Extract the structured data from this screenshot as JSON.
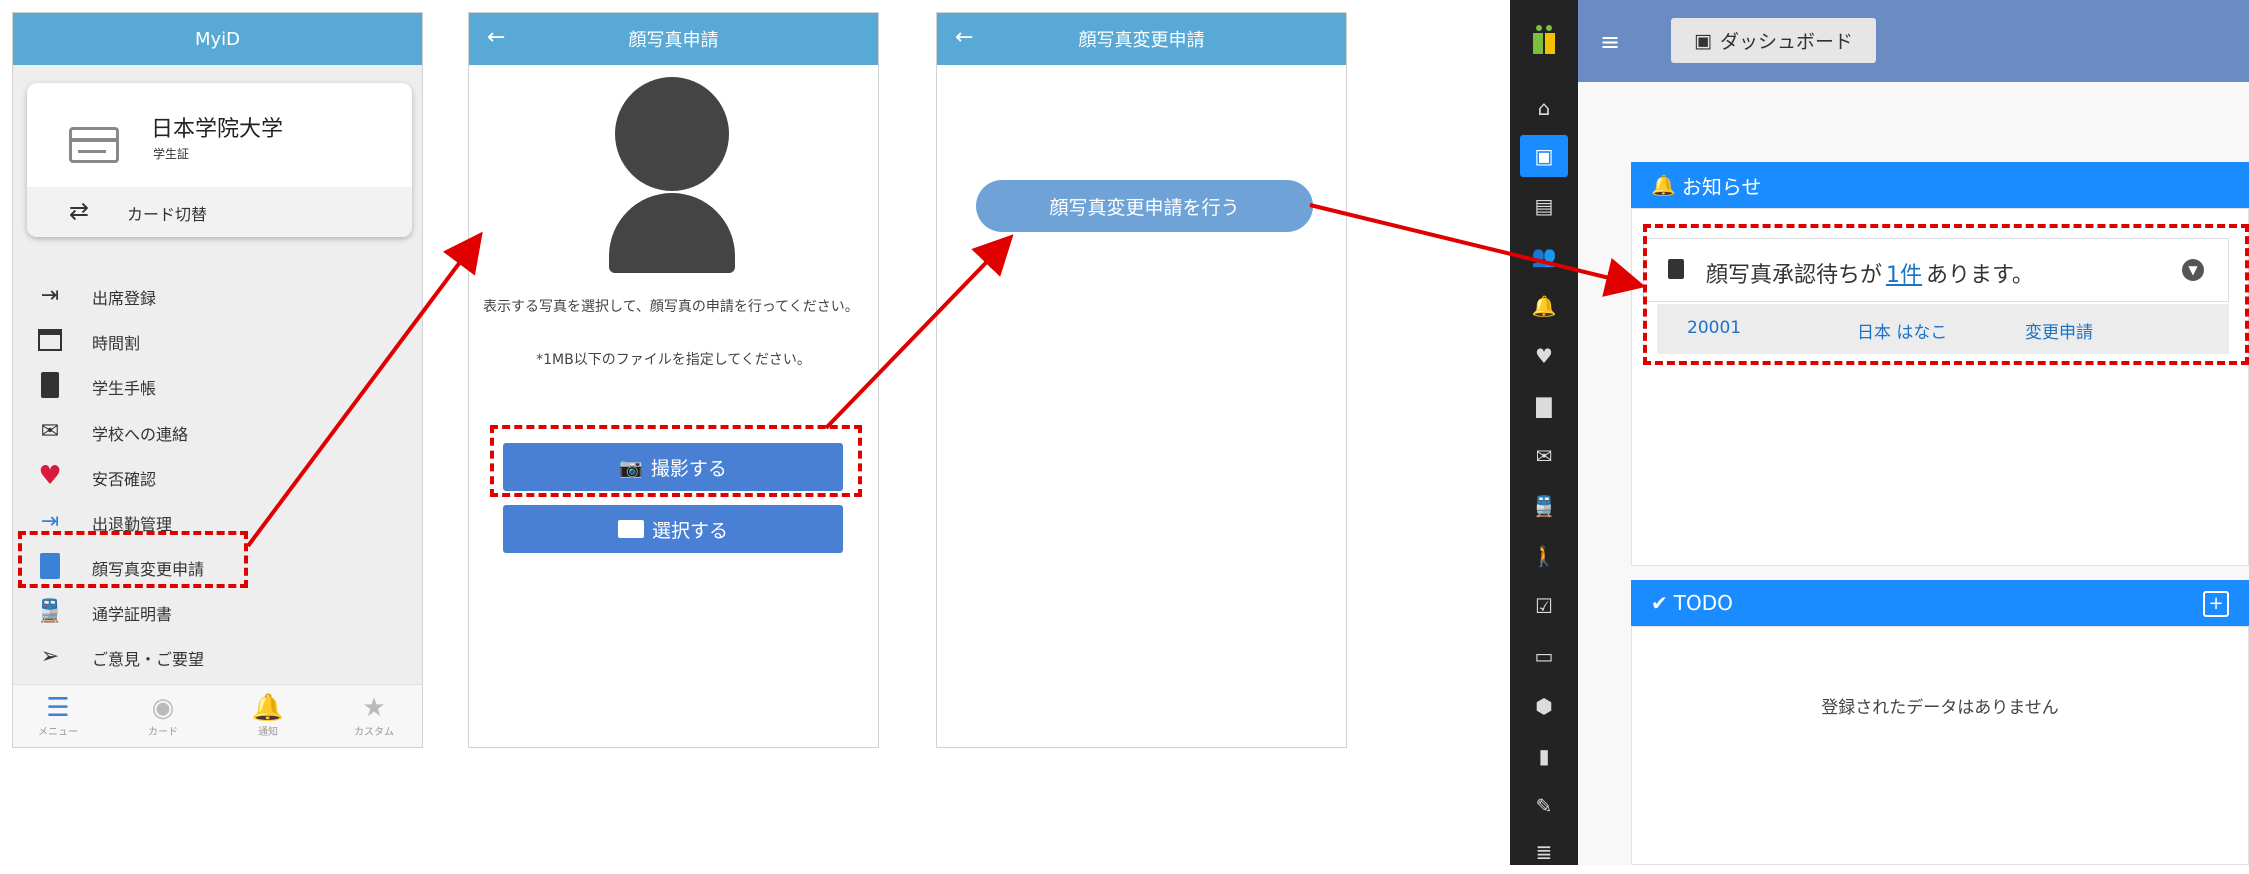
{
  "screen1": {
    "title": "MyiD",
    "card": {
      "name": "日本学院大学",
      "sub": "学生証",
      "switch_label": "カード切替"
    },
    "menu": [
      {
        "label": "出席登録",
        "icon": "sign-in-icon"
      },
      {
        "label": "時間割",
        "icon": "calendar-grid-icon"
      },
      {
        "label": "学生手帳",
        "icon": "notebook-icon"
      },
      {
        "label": "学校への連絡",
        "icon": "envelope-icon"
      },
      {
        "label": "安否確認",
        "icon": "heart-icon"
      },
      {
        "label": "出退勤管理",
        "icon": "sign-in-icon"
      },
      {
        "label": "顔写真変更申請",
        "icon": "id-badge-icon"
      },
      {
        "label": "通学証明書",
        "icon": "train-icon"
      },
      {
        "label": "ご意見・ご要望",
        "icon": "paper-plane-icon"
      }
    ],
    "bottom_nav": [
      {
        "label": "メニュー",
        "icon": "menu-icon"
      },
      {
        "label": "カード",
        "icon": "user-circle-icon"
      },
      {
        "label": "通知",
        "icon": "bell-icon"
      },
      {
        "label": "カスタム",
        "icon": "star-icon"
      }
    ]
  },
  "screen2": {
    "back": "←",
    "title": "顔写真申請",
    "description": "表示する写真を選択して、顔写真の申請を行ってください。",
    "note": "*1MB以下のファイルを指定してください。",
    "take_photo": "撮影する",
    "select_photo": "選択する"
  },
  "screen3": {
    "back": "←",
    "title": "顔写真変更申請",
    "action": "顔写真変更申請を行う"
  },
  "dashboard": {
    "tab_label": "ダッシュボード",
    "notice": {
      "header": "お知らせ",
      "message_before": "顔写真承認待ちが",
      "link": "1件",
      "message_after": "あります。",
      "row": {
        "id": "20001",
        "name": "日本 はなこ",
        "type": "変更申請"
      }
    },
    "todo": {
      "header": "TODO",
      "add": "+",
      "empty": "登録されたデータはありません"
    },
    "sidebar_icons": [
      "home-icon",
      "dashboard-icon",
      "id-card-icon",
      "users-icon",
      "bell-icon",
      "heartbeat-icon",
      "book-icon",
      "envelope-icon",
      "train-icon",
      "walking-icon",
      "calendar-check-icon",
      "presentation-icon",
      "cube-icon",
      "clipboard-icon",
      "pencil-icon",
      "database-icon"
    ]
  },
  "colors": {
    "accent": "#1a8cff",
    "appbar": "#58a9d6",
    "highlight": "#e00000",
    "button": "#4a80d4"
  }
}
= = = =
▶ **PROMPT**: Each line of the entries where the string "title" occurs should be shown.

▶ **ANSWER FOR THIS EXERCISE**:
    "title": "MyiD",
    "title": "顔写真申請",
    "title": "顔写真変更申請",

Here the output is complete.